Data items:
BEGIN

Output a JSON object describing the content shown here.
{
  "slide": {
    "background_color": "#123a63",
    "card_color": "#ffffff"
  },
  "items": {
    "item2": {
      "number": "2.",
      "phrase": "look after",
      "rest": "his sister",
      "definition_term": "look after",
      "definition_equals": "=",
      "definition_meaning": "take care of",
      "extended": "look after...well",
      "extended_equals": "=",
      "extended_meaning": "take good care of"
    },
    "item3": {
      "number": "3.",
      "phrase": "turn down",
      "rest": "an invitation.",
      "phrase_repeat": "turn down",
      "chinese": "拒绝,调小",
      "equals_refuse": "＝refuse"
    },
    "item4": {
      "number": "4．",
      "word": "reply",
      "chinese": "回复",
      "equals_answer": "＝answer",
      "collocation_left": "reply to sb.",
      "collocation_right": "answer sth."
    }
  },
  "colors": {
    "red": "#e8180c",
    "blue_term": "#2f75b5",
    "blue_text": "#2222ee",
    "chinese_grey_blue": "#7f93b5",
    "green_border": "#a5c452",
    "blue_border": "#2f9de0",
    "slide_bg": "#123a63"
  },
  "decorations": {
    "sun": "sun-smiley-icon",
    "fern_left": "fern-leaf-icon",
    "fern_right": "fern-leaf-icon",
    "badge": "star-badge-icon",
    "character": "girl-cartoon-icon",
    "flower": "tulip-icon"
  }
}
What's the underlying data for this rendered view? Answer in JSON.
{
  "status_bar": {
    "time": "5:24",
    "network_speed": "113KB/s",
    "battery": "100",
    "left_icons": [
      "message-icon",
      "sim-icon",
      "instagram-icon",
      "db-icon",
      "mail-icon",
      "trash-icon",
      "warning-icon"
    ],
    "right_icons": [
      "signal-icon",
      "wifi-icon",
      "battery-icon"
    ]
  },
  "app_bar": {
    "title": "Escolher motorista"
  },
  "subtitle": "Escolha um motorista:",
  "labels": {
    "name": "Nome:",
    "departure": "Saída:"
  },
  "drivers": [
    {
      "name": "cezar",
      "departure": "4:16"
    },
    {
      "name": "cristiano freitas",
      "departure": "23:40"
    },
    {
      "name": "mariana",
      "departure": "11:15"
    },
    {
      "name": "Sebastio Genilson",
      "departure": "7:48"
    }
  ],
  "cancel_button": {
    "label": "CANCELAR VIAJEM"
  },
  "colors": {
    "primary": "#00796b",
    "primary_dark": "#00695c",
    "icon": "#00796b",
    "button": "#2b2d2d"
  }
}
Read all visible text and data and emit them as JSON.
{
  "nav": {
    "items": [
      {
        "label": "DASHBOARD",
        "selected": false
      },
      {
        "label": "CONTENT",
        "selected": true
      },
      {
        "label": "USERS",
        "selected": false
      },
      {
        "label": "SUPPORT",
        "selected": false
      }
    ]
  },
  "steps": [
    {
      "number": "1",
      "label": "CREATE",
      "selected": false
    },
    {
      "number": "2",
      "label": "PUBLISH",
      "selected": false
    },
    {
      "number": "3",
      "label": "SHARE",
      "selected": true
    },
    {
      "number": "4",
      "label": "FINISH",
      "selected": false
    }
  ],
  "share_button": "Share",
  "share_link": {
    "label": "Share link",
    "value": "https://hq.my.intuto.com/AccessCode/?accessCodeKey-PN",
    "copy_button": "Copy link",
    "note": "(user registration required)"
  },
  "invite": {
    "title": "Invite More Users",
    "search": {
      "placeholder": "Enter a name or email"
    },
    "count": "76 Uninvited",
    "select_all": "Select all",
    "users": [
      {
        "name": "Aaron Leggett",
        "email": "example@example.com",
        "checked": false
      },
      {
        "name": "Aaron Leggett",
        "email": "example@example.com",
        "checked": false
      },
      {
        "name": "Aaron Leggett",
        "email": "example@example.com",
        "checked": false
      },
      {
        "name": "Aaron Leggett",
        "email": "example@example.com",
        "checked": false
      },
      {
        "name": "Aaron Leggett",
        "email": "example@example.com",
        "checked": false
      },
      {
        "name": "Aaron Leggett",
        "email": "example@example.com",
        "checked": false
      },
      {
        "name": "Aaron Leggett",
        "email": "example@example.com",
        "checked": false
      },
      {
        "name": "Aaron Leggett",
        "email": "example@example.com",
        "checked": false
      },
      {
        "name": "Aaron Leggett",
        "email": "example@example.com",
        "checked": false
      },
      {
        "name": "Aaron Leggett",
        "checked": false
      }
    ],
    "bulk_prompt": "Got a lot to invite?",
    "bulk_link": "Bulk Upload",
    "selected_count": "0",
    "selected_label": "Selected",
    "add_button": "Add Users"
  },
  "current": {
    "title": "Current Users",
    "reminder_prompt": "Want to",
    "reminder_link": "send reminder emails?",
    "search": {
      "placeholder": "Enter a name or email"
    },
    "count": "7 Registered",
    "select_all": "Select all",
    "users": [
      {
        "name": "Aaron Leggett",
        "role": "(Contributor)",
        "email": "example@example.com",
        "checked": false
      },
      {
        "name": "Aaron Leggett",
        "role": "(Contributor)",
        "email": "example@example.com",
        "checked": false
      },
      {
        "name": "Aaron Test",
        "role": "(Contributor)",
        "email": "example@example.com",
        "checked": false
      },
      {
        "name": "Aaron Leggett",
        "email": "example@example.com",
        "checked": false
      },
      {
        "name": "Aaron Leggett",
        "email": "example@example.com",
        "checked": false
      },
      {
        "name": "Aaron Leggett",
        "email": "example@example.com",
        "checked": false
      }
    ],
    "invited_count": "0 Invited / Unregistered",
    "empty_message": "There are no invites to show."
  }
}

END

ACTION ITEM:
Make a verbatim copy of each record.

SOLUTION TO THE PROBLEM:
Output a JSON object describing the content shown here.
{
  "slide": {
    "background_color": "#123a63",
    "card_color": "#ffffff"
  },
  "items": {
    "item2": {
      "number": "2.",
      "phrase": "look after",
      "rest": "his sister",
      "definition_term": "look after",
      "definition_equals": "=",
      "definition_meaning": "take care of",
      "extended": "look after...well",
      "extended_equals": "=",
      "extended_meaning": "take good care of"
    },
    "item3": {
      "number": "3.",
      "phrase": "turn down",
      "rest": "an invitation.",
      "phrase_repeat": "turn down",
      "chinese": "拒绝,调小",
      "equals_refuse": "＝refuse"
    },
    "item4": {
      "number": "4．",
      "word": "reply",
      "chinese": "回复",
      "equals_answer": "＝answer",
      "collocation_left": "reply to sb.",
      "collocation_right": "answer sth."
    }
  },
  "colors": {
    "red": "#e8180c",
    "blue_term": "#2f75b5",
    "blue_text": "#2222ee",
    "chinese_grey_blue": "#7f93b5",
    "green_border": "#a5c452",
    "blue_border": "#2f9de0",
    "slide_bg": "#123a63"
  },
  "decorations": {
    "sun": "sun-smiley-icon",
    "fern_left": "fern-leaf-icon",
    "fern_right": "fern-leaf-icon",
    "badge": "star-badge-icon",
    "character": "girl-cartoon-icon",
    "flower": "tulip-icon"
  }
}
What's the underlying data for this rendered view? Answer in JSON.
{
  "status_bar": {
    "time": "5:24",
    "network_speed": "113KB/s",
    "battery": "100",
    "left_icons": [
      "message-icon",
      "sim-icon",
      "instagram-icon",
      "db-icon",
      "mail-icon",
      "trash-icon",
      "warning-icon"
    ],
    "right_icons": [
      "signal-icon",
      "wifi-icon",
      "battery-icon"
    ]
  },
  "app_bar": {
    "title": "Escolher motorista"
  },
  "subtitle": "Escolha um motorista:",
  "labels": {
    "name": "Nome:",
    "departure": "Saída:"
  },
  "drivers": [
    {
      "name": "cezar",
      "departure": "4:16"
    },
    {
      "name": "cristiano freitas",
      "departure": "23:40"
    },
    {
      "name": "mariana",
      "departure": "11:15"
    },
    {
      "name": "Sebastio Genilson",
      "departure": "7:48"
    }
  ],
  "cancel_button": {
    "label": "CANCELAR VIAJEM"
  },
  "colors": {
    "primary": "#00796b",
    "primary_dark": "#00695c",
    "icon": "#00796b",
    "button": "#2b2d2d"
  }
}
Read all visible text and data and emit them as JSON.
{
  "nav": {
    "items": [
      {
        "label": "DASHBOARD",
        "selected": false
      },
      {
        "label": "CONTENT",
        "selected": true
      },
      {
        "label": "USERS",
        "selected": false
      },
      {
        "label": "SUPPORT",
        "selected": false
      }
    ]
  },
  "steps": [
    {
      "number": "1",
      "label": "CREATE",
      "selected": false
    },
    {
      "number": "2",
      "label": "PUBLISH",
      "selected": false
    },
    {
      "number": "3",
      "label": "SHARE",
      "selected": true
    },
    {
      "number": "4",
      "label": "FINISH",
      "selected": false
    }
  ],
  "share_button": "Share",
  "share_link": {
    "label": "Share link",
    "value": "https://hq.my.intuto.com/AccessCode/?accessCodeKey-PN",
    "copy_button": "Copy link",
    "note": "(user registration required)"
  },
  "invite": {
    "title": "Invite More Users",
    "search": {
      "placeholder": "Enter a name or email"
    },
    "count": "76 Uninvited",
    "select_all": "Select all",
    "users": [
      {
        "name": "Aaron Leggett",
        "email": "example@example.com",
        "checked": false
      },
      {
        "name": "Aaron Leggett",
        "email": "example@example.com",
        "checked": false
      },
      {
        "name": "Aaron Leggett",
        "email": "example@example.com",
        "checked": false
      },
      {
        "name": "Aaron Leggett",
        "email": "example@example.com",
        "checked": false
      },
      {
        "name": "Aaron Leggett",
        "email": "example@example.com",
        "checked": false
      },
      {
        "name": "Aaron Leggett",
        "email": "example@example.com",
        "checked": false
      },
      {
        "name": "Aaron Leggett",
        "email": "example@example.com",
        "checked": false
      },
      {
        "name": "Aaron Leggett",
        "email": "example@example.com",
        "checked": false
      },
      {
        "name": "Aaron Leggett",
        "email": "example@example.com",
        "checked": false
      },
      {
        "name": "Aaron Leggett",
        "checked": false
      }
    ],
    "bulk_prompt": "Got a lot to invite?",
    "bulk_link": "Bulk Upload",
    "selected_count": "0",
    "selected_label": "Selected",
    "add_button": "Add Users"
  },
  "current": {
    "title": "Current Users",
    "reminder_prompt": "Want to",
    "reminder_link": "send reminder emails?",
    "search": {
      "placeholder": "Enter a name or email"
    },
    "count": "7 Registered",
    "select_all": "Select all",
    "users": [
      {
        "name": "Aaron Leggett",
        "role": "(Contributor)",
        "email": "example@example.com",
        "checked": false
      },
      {
        "name": "Aaron Leggett",
        "role": "(Contributor)",
        "email": "example@example.com",
        "checked": false
      },
      {
        "name": "Aaron Test",
        "role": "(Contributor)",
        "email": "example@example.com",
        "checked": false
      },
      {
        "name": "Aaron Leggett",
        "email": "example@example.com",
        "checked": false
      },
      {
        "name": "Aaron Leggett",
        "email": "example@example.com",
        "checked": false
      },
      {
        "name": "Aaron Leggett",
        "email": "example@example.com",
        "checked": false
      }
    ],
    "invited_count": "0 Invited / Unregistered",
    "empty_message": "There are no invites to show."
  }
}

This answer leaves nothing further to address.